On the power sector,… laughter…my generator here is not allowing you a better recording and this is GRA. In those days, it was said that government reservation areas enjoyed better advantage of power supply because it is believed that “big men and ogas” in power generating and power distribution companies live in the GRA’s, so they make sure power distribution in those areas is regular. But here we are today, we run generator every day from morning till night we close in the night. In some cases the supply is brief, and usually in the night when offices have closed while residents are asleep. It is the time there is a little blow of power supply.
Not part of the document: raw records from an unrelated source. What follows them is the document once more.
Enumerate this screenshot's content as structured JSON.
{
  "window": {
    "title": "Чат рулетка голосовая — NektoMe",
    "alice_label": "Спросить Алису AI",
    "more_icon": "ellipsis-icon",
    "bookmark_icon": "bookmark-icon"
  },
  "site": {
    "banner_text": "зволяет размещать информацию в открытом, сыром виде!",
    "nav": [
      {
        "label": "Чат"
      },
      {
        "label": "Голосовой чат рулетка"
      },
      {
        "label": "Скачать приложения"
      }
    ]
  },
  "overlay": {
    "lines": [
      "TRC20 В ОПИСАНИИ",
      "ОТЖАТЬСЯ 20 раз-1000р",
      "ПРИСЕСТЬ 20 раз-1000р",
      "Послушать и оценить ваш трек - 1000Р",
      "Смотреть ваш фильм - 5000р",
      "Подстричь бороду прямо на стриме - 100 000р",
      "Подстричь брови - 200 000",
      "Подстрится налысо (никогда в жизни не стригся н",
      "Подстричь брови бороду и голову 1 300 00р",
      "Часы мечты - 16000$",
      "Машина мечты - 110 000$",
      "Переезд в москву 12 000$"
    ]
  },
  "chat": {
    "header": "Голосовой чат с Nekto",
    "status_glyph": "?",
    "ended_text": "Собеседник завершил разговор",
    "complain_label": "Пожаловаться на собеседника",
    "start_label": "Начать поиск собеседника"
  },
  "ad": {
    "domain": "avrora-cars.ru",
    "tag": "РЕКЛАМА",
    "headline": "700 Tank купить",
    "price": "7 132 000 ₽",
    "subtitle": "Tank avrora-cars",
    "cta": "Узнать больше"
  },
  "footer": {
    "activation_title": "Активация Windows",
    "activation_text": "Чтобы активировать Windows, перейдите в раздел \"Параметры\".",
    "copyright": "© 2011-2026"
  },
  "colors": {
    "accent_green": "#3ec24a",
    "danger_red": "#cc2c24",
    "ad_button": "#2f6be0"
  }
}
Recently, I read an article by Simon Kolawale in respect of power in Nigeria. Simon picked old copies of News Watch and News Week magazines and went through some of the promises made concerning power in 1999. At that time Nigeria had 3,000 megawatts of Electricity generation. Before then, Shehu Shagari had promised us 7,000 megawatts but couldn’t achieve that. When Obasanjo took over in 1999, it was 3,000 megawatts. When Yaradua came, he said he was going to ensure that we got up to 12,000 megawatts but that was not possible too. When Goodluck Jonathan came, we were struggling to get 4,000 megawatts. So that has been the sad story in the power sector in Nigeria. The APC during their campaigns assured Nigeria they had the magic to power problem and assured us that they will tackle the problem in the power sector within six months in government and thereafter we will continue to enjoy steady power supply. However, our condition today as far as the issue of power is concerned is worst. We have never had it this bad. So I will be right to say that the APC government has also failed in this area. In all, my final take on the APC government is that it is a complete failure. Consequently, the change mantra is nothing but deceit. They just used that to deceive the people and take over power, but thank God Nigerians have since realized that and now ever ready to take their destiny in their hands.